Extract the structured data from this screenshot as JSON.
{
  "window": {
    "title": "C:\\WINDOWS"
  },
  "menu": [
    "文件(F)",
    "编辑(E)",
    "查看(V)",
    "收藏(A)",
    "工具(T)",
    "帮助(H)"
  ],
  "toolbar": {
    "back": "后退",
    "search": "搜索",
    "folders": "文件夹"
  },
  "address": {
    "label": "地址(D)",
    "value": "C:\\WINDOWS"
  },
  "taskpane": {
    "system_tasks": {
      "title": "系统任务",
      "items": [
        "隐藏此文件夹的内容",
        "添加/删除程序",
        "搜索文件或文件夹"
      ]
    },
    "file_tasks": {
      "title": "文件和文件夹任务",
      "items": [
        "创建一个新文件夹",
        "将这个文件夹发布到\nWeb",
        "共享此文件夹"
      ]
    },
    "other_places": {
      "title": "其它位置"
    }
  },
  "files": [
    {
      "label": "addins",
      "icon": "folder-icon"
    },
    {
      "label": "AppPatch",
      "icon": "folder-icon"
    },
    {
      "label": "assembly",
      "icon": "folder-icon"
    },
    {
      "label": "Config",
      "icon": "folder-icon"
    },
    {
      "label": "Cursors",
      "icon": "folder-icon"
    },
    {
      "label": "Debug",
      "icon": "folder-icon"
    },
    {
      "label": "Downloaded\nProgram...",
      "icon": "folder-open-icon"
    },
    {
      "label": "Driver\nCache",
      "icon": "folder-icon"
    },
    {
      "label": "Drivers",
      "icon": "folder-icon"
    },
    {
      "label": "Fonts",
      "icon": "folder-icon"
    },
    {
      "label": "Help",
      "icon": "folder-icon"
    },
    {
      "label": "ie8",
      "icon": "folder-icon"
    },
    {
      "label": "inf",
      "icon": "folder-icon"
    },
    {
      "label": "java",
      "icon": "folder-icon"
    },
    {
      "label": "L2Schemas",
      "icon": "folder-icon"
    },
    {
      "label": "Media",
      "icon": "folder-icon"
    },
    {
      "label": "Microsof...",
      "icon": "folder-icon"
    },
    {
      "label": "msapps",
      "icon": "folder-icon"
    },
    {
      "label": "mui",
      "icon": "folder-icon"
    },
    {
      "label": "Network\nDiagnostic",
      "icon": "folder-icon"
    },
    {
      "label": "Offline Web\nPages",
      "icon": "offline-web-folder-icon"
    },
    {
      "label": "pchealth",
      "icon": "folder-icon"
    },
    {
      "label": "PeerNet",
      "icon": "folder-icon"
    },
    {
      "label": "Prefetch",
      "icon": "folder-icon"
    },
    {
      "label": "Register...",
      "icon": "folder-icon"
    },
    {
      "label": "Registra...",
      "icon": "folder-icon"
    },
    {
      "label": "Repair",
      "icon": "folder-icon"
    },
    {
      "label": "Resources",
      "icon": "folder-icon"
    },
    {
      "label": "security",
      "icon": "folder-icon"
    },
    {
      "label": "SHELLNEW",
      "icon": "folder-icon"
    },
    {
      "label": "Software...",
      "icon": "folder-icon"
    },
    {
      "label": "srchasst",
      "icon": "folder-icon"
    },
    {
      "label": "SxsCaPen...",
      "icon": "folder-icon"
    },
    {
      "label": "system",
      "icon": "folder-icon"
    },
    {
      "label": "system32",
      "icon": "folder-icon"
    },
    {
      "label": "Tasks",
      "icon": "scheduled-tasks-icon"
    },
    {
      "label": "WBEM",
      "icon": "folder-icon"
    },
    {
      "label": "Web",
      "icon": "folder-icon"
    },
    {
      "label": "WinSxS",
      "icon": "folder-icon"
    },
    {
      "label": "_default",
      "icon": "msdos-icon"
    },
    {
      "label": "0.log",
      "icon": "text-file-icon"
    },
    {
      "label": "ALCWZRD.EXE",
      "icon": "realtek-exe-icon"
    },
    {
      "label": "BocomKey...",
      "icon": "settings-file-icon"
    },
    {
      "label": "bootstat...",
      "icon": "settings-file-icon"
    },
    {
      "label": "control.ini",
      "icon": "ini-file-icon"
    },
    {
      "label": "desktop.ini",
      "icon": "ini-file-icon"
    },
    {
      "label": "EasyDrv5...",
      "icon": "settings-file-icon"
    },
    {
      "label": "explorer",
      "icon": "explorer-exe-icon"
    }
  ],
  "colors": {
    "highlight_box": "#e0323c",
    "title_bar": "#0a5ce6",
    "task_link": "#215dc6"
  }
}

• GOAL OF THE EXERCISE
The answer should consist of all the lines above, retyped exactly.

• SOLVED PROBLEM
Extract the structured data from this screenshot as JSON.
{
  "window": {
    "title": "C:\\WINDOWS"
  },
  "menu": [
    "文件(F)",
    "编辑(E)",
    "查看(V)",
    "收藏(A)",
    "工具(T)",
    "帮助(H)"
  ],
  "toolbar": {
    "back": "后退",
    "search": "搜索",
    "folders": "文件夹"
  },
  "address": {
    "label": "地址(D)",
    "value": "C:\\WINDOWS"
  },
  "taskpane": {
    "system_tasks": {
      "title": "系统任务",
      "items": [
        "隐藏此文件夹的内容",
        "添加/删除程序",
        "搜索文件或文件夹"
      ]
    },
    "file_tasks": {
      "title": "文件和文件夹任务",
      "items": [
        "创建一个新文件夹",
        "将这个文件夹发布到\nWeb",
        "共享此文件夹"
      ]
    },
    "other_places": {
      "title": "其它位置"
    }
  },
  "files": [
    {
      "label": "addins",
      "icon": "folder-icon"
    },
    {
      "label": "AppPatch",
      "icon": "folder-icon"
    },
    {
      "label": "assembly",
      "icon": "folder-icon"
    },
    {
      "label": "Config",
      "icon": "folder-icon"
    },
    {
      "label": "Cursors",
      "icon": "folder-icon"
    },
    {
      "label": "Debug",
      "icon": "folder-icon"
    },
    {
      "label": "Downloaded\nProgram...",
      "icon": "folder-open-icon"
    },
    {
      "label": "Driver\nCache",
      "icon": "folder-icon"
    },
    {
      "label": "Drivers",
      "icon": "folder-icon"
    },
    {
      "label": "Fonts",
      "icon": "folder-icon"
    },
    {
      "label": "Help",
      "icon": "folder-icon"
    },
    {
      "label": "ie8",
      "icon": "folder-icon"
    },
    {
      "label": "inf",
      "icon": "folder-icon"
    },
    {
      "label": "java",
      "icon": "folder-icon"
    },
    {
      "label": "L2Schemas",
      "icon": "folder-icon"
    },
    {
      "label": "Media",
      "icon": "folder-icon"
    },
    {
      "label": "Microsof...",
      "icon": "folder-icon"
    },
    {
      "label": "msapps",
      "icon": "folder-icon"
    },
    {
      "label": "mui",
      "icon": "folder-icon"
    },
    {
      "label": "Network\nDiagnostic",
      "icon": "folder-icon"
    },
    {
      "label": "Offline Web\nPages",
      "icon": "offline-web-folder-icon"
    },
    {
      "label": "pchealth",
      "icon": "folder-icon"
    },
    {
      "label": "PeerNet",
      "icon": "folder-icon"
    },
    {
      "label": "Prefetch",
      "icon": "folder-icon"
    },
    {
      "label": "Register...",
      "icon": "folder-icon"
    },
    {
      "label": "Registra...",
      "icon": "folder-icon"
    },
    {
      "label": "Repair",
      "icon": "folder-icon"
    },
    {
      "label": "Resources",
      "icon": "folder-icon"
    },
    {
      "label": "security",
      "icon": "folder-icon"
    },
    {
      "label": "SHELLNEW",
      "icon": "folder-icon"
    },
    {
      "label": "Software...",
      "icon": "folder-icon"
    },
    {
      "label": "srchasst",
      "icon": "folder-icon"
    },
    {
      "label": "SxsCaPen...",
      "icon": "folder-icon"
    },
    {
      "label": "system",
      "icon": "folder-icon"
    },
    {
      "label": "system32",
      "icon": "folder-icon"
    },
    {
      "label": "Tasks",
      "icon": "scheduled-tasks-icon"
    },
    {
      "label": "WBEM",
      "icon": "folder-icon"
    },
    {
      "label": "Web",
      "icon": "folder-icon"
    },
    {
      "label": "WinSxS",
      "icon": "folder-icon"
    },
    {
      "label": "_default",
      "icon": "msdos-icon"
    },
    {
      "label": "0.log",
      "icon": "text-file-icon"
    },
    {
      "label": "ALCWZRD.EXE",
      "icon": "realtek-exe-icon"
    },
    {
      "label": "BocomKey...",
      "icon": "settings-file-icon"
    },
    {
      "label": "bootstat...",
      "icon": "settings-file-icon"
    },
    {
      "label": "control.ini",
      "icon": "ini-file-icon"
    },
    {
      "label": "desktop.ini",
      "icon": "ini-file-icon"
    },
    {
      "label": "EasyDrv5...",
      "icon": "settings-file-icon"
    },
    {
      "label": "explorer",
      "icon": "explorer-exe-icon"
    }
  ],
  "colors": {
    "highlight_box": "#e0323c",
    "title_bar": "#0a5ce6",
    "task_link": "#215dc6"
  }
}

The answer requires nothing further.